Would you write out the entries again, exactly as they are, but without images?
___ Supplied entries ___
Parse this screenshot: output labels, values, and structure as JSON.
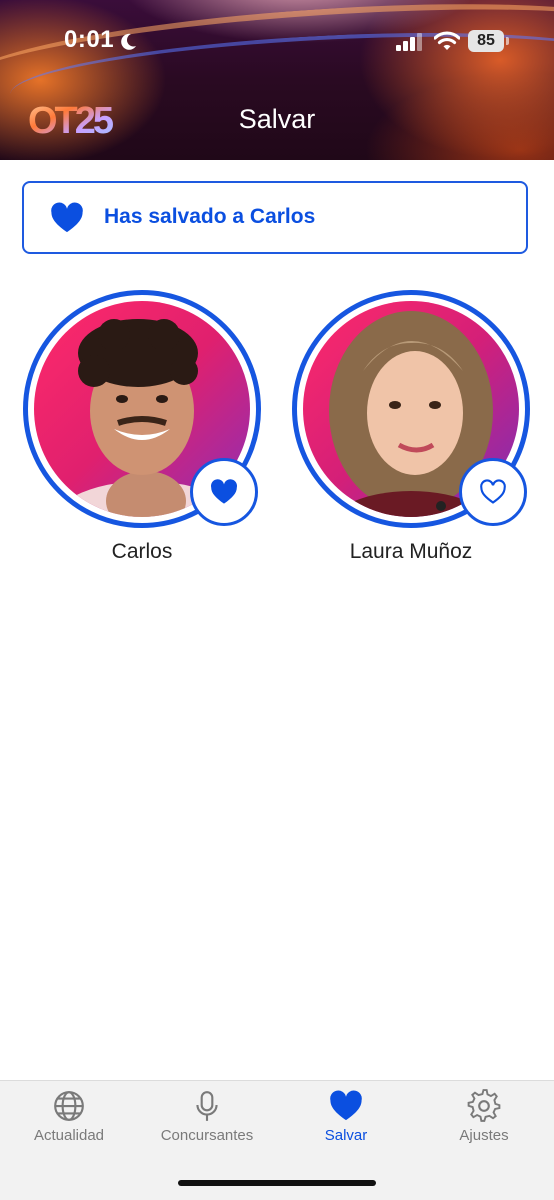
{
  "status_bar": {
    "time": "0:01",
    "battery": "85"
  },
  "header": {
    "logo_text": "OT25",
    "title": "Salvar"
  },
  "banner": {
    "text": "Has salvado a Carlos",
    "icon": "heart-filled-icon"
  },
  "contestants": [
    {
      "name": "Carlos",
      "saved": true,
      "heart_icon": "heart-filled-icon"
    },
    {
      "name": "Laura Muñoz",
      "saved": false,
      "heart_icon": "heart-outline-icon"
    }
  ],
  "tabbar": {
    "items": [
      {
        "label": "Actualidad",
        "icon": "globe-icon",
        "active": false
      },
      {
        "label": "Concursantes",
        "icon": "microphone-icon",
        "active": false
      },
      {
        "label": "Salvar",
        "icon": "heart-icon",
        "active": true
      },
      {
        "label": "Ajustes",
        "icon": "gear-icon",
        "active": false
      }
    ]
  },
  "colors": {
    "accent": "#0b4fe0",
    "ring": "#1656e0",
    "tab_inactive": "#7a7a7a"
  }
}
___
__Exercise response__
Parse this screenshot: output labels, values, and structure as JSON.
{
  "status_bar": {
    "time": "0:01",
    "battery": "85"
  },
  "header": {
    "logo_text": "OT25",
    "title": "Salvar"
  },
  "banner": {
    "text": "Has salvado a Carlos",
    "icon": "heart-filled-icon"
  },
  "contestants": [
    {
      "name": "Carlos",
      "saved": true,
      "heart_icon": "heart-filled-icon"
    },
    {
      "name": "Laura Muñoz",
      "saved": false,
      "heart_icon": "heart-outline-icon"
    }
  ],
  "tabbar": {
    "items": [
      {
        "label": "Actualidad",
        "icon": "globe-icon",
        "active": false
      },
      {
        "label": "Concursantes",
        "icon": "microphone-icon",
        "active": false
      },
      {
        "label": "Salvar",
        "icon": "heart-icon",
        "active": true
      },
      {
        "label": "Ajustes",
        "icon": "gear-icon",
        "active": false
      }
    ]
  },
  "colors": {
    "accent": "#0b4fe0",
    "ring": "#1656e0",
    "tab_inactive": "#7a7a7a"
  }
}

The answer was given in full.